Some Scenes from our Design Sprint


After drawing inspiration from music players out in the wild and feeding off each other’s ideas, we agreed on this hypothesis, which we later validated:

A carousel unit that resembles a native, embedded music player on the page will increase engagement and conversion, and is less likely to seem like an advertisement.  

Our design decisions based on that hypothesis were:

  • Add a large play button
  • Add a progress bar indicating song length
  • Add CTA text to “Listen on” the music player
  • Change the 3-song offering to one song.

Sketches from our design sprint


We decided to test following a moves-the-needle experiment loop, in which we constantly prototyped and tested new iterations through multiple experiments to determine which features performed the best:


Our hypotheses for each phase of the experiment


With the testing approach and experiment model set, we moved into prototyping.


HTML & Javascript Prototype

We began the prototyping process by creating a custom article about Maroon 5 in which to place the carousel:


Our Custom Article


In order to ensure the highest quality prototype, we created a live, HTML-5 prototype using Bootstrap.
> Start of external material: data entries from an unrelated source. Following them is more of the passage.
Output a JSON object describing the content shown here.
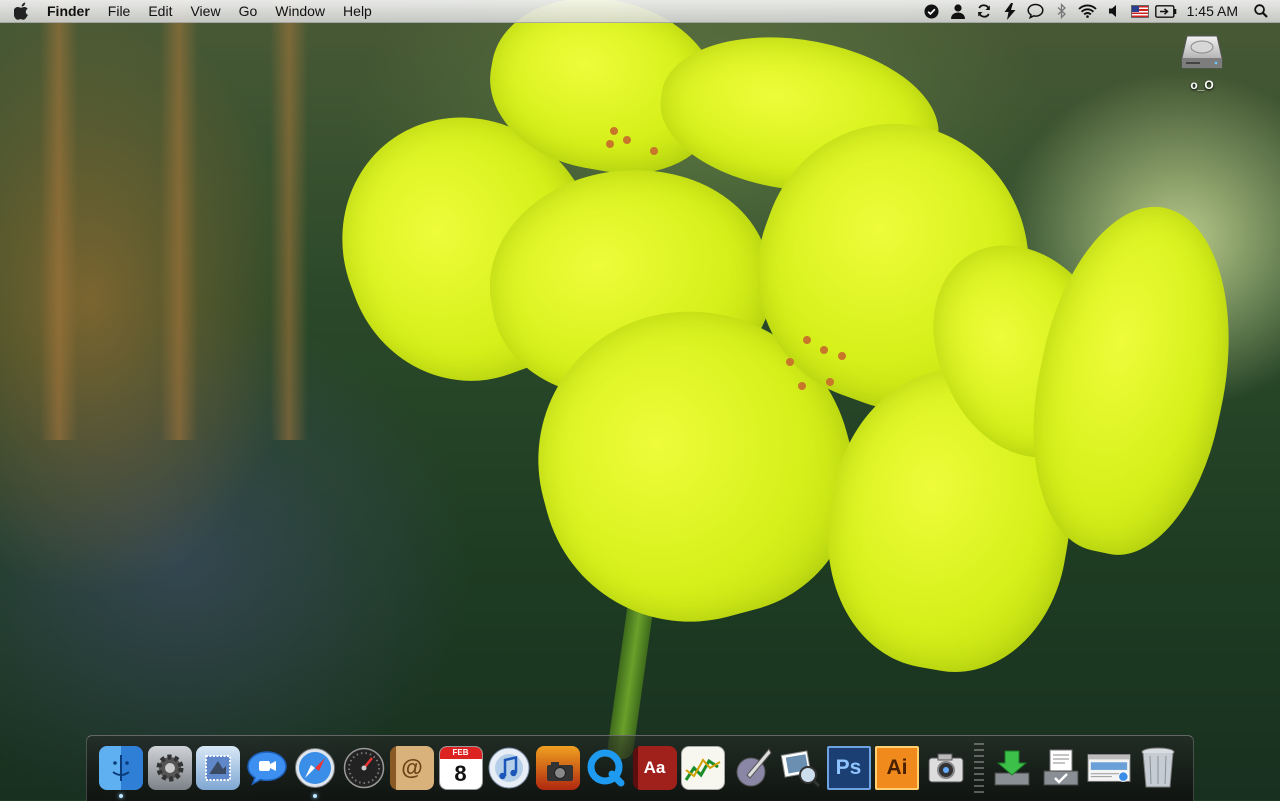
{
  "menubar": {
    "app_name": "Finder",
    "menus": [
      "File",
      "Edit",
      "View",
      "Go",
      "Window",
      "Help"
    ],
    "status_icons": [
      "check-circle-icon",
      "user-icon",
      "sync-icon",
      "bolt-icon",
      "chat-bubble-icon",
      "bluetooth-icon",
      "wifi-icon",
      "volume-icon",
      "us-flag-input-icon",
      "battery-icon"
    ],
    "clock": "1:45 AM"
  },
  "desktop": {
    "drive_label": "o_O"
  },
  "dock": {
    "apps": [
      {
        "name": "finder",
        "running": true
      },
      {
        "name": "system-preferences",
        "running": false
      },
      {
        "name": "mail",
        "running": false
      },
      {
        "name": "ichat",
        "running": false
      },
      {
        "name": "safari",
        "running": true
      },
      {
        "name": "dashboard",
        "running": false
      },
      {
        "name": "address-book",
        "running": false
      },
      {
        "name": "ical",
        "running": false
      },
      {
        "name": "itunes",
        "running": false
      },
      {
        "name": "photo-booth",
        "running": false
      },
      {
        "name": "quicktime",
        "running": false
      },
      {
        "name": "dictionary",
        "running": false
      },
      {
        "name": "grapher",
        "running": false
      },
      {
        "name": "script-editor",
        "running": false
      },
      {
        "name": "preview",
        "running": false
      },
      {
        "name": "photoshop",
        "running": false
      },
      {
        "name": "illustrator",
        "running": false
      },
      {
        "name": "image-capture",
        "running": false
      }
    ],
    "ical_month": "FEB",
    "ical_day": "8",
    "photoshop_label": "Ps",
    "illustrator_label": "Ai",
    "dictionary_label": "Aa",
    "address_book_label": "@",
    "stacks": [
      "downloads-stack",
      "documents-stack",
      "applications-stack"
    ]
  }
}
We manipulated CSS elements on the prototype using Javascript, as we could not directly manipulate the carousel code. The result was a fully functioning, hi-fi prototype that worked on both iPhone and Android:
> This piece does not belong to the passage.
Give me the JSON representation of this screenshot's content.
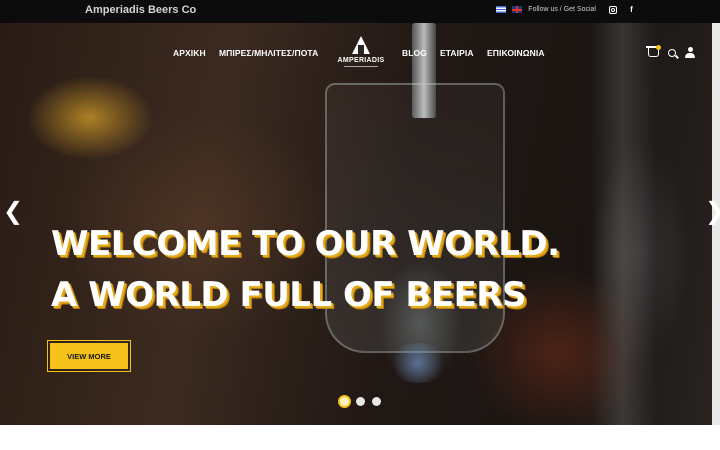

Prototype of the Existing Unit  on iOS 


Testing & Iterating

We designed the usability test methodology to ensure the user was in a natural, comfortable environment in which they would be likely to read content on their phone:

  • We invited them into the Tradecraft office to sit on a couch and read the article at their leisure 
  • We left the room and filmed them with a video camera so they could feel at ease
  • We re-entered the room after 5 mins and asked them how they felt about the article, what they noticed, etc, eventually zero-ing in on the music carousel.

With this methodology, we first tested the original unit to establish a baseline, then moved through iterations, keeping modifications when they performed well and ditching them when they didn't. 

The Four Iterations!

The Four Iterations!


We moved quickly through four iterations, testing 5 users on each and determining what to move forward with. The following are all the aggregated results:


The Final Results & Recommendation

Our final experiment results were: 


Our Version C carousel, with the play button and progress bar, ended up performing the best out of all iterations, providing a 50% increase in first-pass clicks and 500% increase ( from 0 to all 5) in swipe interactions.

Ultimately, we recommended this version to the client, and suggested that they conduct in-the-wild A/B testing with a larger quantity of users when possible, to validate the results.   


The final recommended version!